Sitting in a long chair, near a window, it was in itself a melancholy wonder to see the colorless sunlight slanting on the snow, under a sky drained of its blue. “Can this be my face?” Miranda asked her mirror. “Are these my own hands?” she asked Miss Tanner, holding them up to show the yellow tint like melted wax glimmering between the closed fingers. The human faces around her seemed dulled and tired, with no radiance of skin and eyes as Miranda remembered radiance; the once white walls of her room were now a soiled gray.

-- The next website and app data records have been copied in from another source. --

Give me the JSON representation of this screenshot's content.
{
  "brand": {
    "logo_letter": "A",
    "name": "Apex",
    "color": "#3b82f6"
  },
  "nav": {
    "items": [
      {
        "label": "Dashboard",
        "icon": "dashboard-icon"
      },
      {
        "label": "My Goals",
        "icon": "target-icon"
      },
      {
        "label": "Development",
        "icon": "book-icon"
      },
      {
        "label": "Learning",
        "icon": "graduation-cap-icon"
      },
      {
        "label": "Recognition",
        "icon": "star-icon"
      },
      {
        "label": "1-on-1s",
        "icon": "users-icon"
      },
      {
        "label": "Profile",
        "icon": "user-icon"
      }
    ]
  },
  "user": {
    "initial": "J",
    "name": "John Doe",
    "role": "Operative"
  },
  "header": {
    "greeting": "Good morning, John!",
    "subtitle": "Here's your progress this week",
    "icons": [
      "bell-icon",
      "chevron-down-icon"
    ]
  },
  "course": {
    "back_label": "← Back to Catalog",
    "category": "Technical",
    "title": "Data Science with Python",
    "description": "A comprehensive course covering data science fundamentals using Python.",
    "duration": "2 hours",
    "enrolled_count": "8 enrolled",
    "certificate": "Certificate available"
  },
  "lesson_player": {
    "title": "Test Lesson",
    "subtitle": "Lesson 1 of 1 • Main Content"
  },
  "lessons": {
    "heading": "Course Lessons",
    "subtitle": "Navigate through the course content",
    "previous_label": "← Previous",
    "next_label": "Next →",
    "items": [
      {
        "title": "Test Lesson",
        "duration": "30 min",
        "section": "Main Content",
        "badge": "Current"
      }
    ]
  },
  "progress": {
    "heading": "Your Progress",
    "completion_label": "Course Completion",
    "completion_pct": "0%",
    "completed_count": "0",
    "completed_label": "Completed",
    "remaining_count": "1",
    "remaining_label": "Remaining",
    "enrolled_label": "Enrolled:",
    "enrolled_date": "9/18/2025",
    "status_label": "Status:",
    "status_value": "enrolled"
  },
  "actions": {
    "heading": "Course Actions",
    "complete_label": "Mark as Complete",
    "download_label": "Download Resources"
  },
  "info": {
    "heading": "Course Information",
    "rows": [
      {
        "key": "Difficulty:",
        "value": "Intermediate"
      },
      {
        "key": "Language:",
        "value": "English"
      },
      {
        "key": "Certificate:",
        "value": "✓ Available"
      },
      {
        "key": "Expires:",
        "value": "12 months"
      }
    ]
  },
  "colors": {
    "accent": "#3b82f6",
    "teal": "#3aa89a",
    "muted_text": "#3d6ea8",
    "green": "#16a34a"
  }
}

Closing her eyes she would rest for a moment remembering that bliss which had repaid all the pain of the journey to reach it; opening them again she saw with a new anguish the dull world to which she was condemned, where the light seemed filmed over with cobwebs, all the bright surfaces corroded, the sharp planes melted and formless, all objects and beings meaningless, ah, dead and withered things that believed themselves alive!
Miss Tanner said, “Read your letters, my dear. I’ll open them for you.” Standing beside the bed, she slit them cleanly with a paper knife. Miranda, cornered, picked and chose until she found a thin one in an unfamiliar handwriting. “Oh, no, now,” said Miss Tanner, “take them as they come. Here, I’ll hand them to you.”
What a victory, what triumph, what happiness to be alive, sang the letters in a chorus. The names were signed with flourishes like the circles in air of bugle notes, and they were the names of those she had loved best; some of those she had known well and pleasantly; and a few who meant nothing to her, then or now.
The thin letter in the unfamiliar handwriting was from a strange man at the camp where Adam had been, telling her that Adam had died of influenza in the camp hospital. Adam had asked him, in case anything happened, to be sure to let her know.
If anything happened. To be sure to let her know. If anything happened. “Your friend, Adam Barclay,” wrote the strange man. It had happened—she looked at the date—more than a month ago.
“I’ve been here a long time, haven’t I?” she asked Miss Tanner, who was folding letters and putting them back in their proper envelopes.
“Oh, quite a while,” said Miss Tanner, “but you’ll be ready to go soon now. But you must be careful of yourself and not overdo, and you should come back now and then and let us look at you, because sometimes the aftereffects are very—”
Adam, she said, now you need not die again, but still I wish you were here; I wish you had come back, what do you think I came back for, Adam, to be deceived like this?
At once he was there beside her, invisible but urgently present, a ghost but more alive than she was, the last intolerable cheat of her heart; for knowing it was false she still clung to the lie, the unpardonable lie of her bitter desire.
Miss Tanner said, “Your taxicab is waiting, my dear,” and there was Mary. Ready to go.
No more war, no more plague, only the dazed silence that follows the ceasing of the heavy guns; noiseless houses with the shades drawn, empty streets, the dead cold light of tomorrow. Now there would be time for everything.
This story is adapted, with kind permission of the copyright owner, Houghton Mifflin Harcourt Publishing Company, from the author’s novella “Pale Horse, Pale Rider.” Copyright © 1937, renewed 1965 by Katherine Anne Porter. All rights reserved.